> Task objective: Among the lines of the entries below, count those containing the word "title" and answer with the number only.

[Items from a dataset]

--- START ---

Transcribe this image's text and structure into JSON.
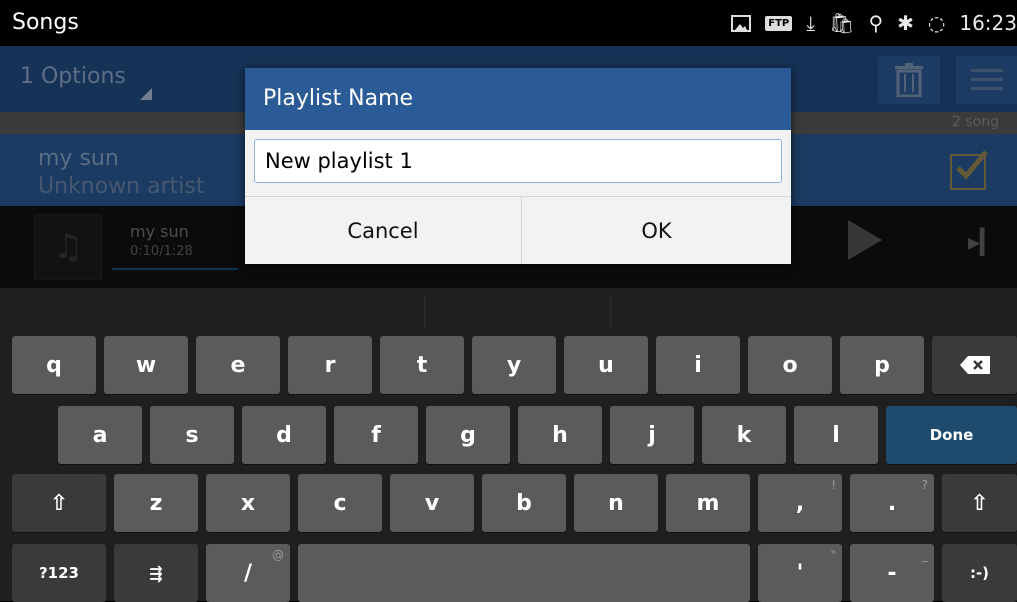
{
  "status_bar": {
    "title": "Songs",
    "ftp_label": "FTP",
    "time": "16:23"
  },
  "action_bar": {
    "options_label": "1 Options"
  },
  "list": {
    "count_label": "2 song",
    "item": {
      "title": "my sun",
      "artist": "Unknown artist",
      "checked": true
    }
  },
  "player": {
    "title": "my sun",
    "time": "0:10/1:28",
    "progress": 0.114
  },
  "dialog": {
    "title": "Playlist Name",
    "input_value": "New playlist 1",
    "cancel_label": "Cancel",
    "ok_label": "OK"
  },
  "keyboard": {
    "row1": [
      "q",
      "w",
      "e",
      "r",
      "t",
      "y",
      "u",
      "i",
      "o",
      "p"
    ],
    "row2": [
      "a",
      "s",
      "d",
      "f",
      "g",
      "h",
      "j",
      "k",
      "l"
    ],
    "row3": [
      "z",
      "x",
      "c",
      "v",
      "b",
      "n",
      "m"
    ],
    "done_label": "Done",
    "symbols_label": "?123",
    "smiley_label": ":-)",
    "slash_label": "/",
    "slash_hint": "@",
    "comma_label": ",",
    "comma_hint": "!",
    "period_label": ".",
    "period_hint": "?",
    "apostrophe_label": "'",
    "apostrophe_hint": "\"",
    "dash_label": "-",
    "dash_hint": "_"
  },
  "colors": {
    "accent": "#224d85",
    "dialog_header": "#2a5b97",
    "done_key": "#1e4a6e"
  }
}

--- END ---

> Completed exercise: 4